- Metered dose inhaler with a face mask. A face mask is generally needed for infants or small children. It uses a standard metered dose inhaler with a spacer. The face mask attaches to the spacer and is sized to fit tightly over the nose and mouth to make sure the right dose of medication reaches the lungs.
- Nebulizer. A nebulizer is a device that turns asthma medication into a fine mist that's breathed in through a mouthpiece or mask worn over the nose and mouth. A nebulizer is generally reserved for people who can't use an inhaler, such as infants, young children, people who are very ill or people who need large doses of medication.

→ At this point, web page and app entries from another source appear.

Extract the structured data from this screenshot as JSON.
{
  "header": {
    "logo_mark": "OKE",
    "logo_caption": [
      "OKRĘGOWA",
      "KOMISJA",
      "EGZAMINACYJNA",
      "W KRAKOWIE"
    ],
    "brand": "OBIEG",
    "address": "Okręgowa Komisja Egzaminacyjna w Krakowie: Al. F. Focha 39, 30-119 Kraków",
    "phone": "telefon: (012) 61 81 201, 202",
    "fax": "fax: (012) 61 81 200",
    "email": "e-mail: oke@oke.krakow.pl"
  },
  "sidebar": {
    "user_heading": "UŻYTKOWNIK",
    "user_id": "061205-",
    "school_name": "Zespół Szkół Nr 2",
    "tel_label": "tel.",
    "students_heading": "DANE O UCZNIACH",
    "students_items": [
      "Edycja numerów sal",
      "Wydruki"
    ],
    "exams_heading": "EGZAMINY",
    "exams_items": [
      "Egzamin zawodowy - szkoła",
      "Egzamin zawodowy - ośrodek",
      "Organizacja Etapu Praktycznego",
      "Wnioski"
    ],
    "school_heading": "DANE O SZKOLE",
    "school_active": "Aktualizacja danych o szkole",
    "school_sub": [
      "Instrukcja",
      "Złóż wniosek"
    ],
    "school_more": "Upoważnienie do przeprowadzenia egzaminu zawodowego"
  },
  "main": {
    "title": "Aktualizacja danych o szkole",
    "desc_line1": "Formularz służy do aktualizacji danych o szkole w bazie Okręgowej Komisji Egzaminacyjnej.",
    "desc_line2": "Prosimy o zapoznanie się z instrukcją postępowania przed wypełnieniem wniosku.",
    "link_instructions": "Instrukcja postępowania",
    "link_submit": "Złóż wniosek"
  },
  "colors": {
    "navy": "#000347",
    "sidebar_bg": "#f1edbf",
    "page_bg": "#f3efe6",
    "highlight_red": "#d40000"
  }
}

Work with your doctor to determine which type of inhaler will work best for you. Have your doctor, pharmacist or other health provider show you how to use it. Regardless of the type you have, using your inhaler correctly is critical. Otherwise, you may not get the correct dose of medication you need to keep your asthma under control. Replace your inhaler if it has passed its expiration date or it shows that all the doses have been used. Talk to your doctor if you're having any trouble using your inhaler or it seems like you aren't getting a full dose of medication.
Aug. 11, 2011
- Hess D. Delivery of inhaled medication in adults. http://www.uptodate.com/home/index.html. Accessed July April 27, 2011.
- Moore RH. Use of metered dose and dry powder inhalers in children. http://www.uptodate.com/home/index.html. Accessed July April 27, 2011.
- Dolovich MB. Aerosols and aerosol drug delivery systems. In: Adkinson NF: Middleton's Allergy: Principles and Practice. 7th ed. Philadelphia, Pa.: Mosby Elsevier; 2008. http://www.mdconsult.com/books/page.do?eid=4-u1.0-B978-0-323-05659-5..00040-1--cesec28&isbn=978-0-323-05659-5&uniqId=240399454-3#4-u1.0-B978-0-323-05659-5..00040-1--cesec28. Accessed May 2, 2011.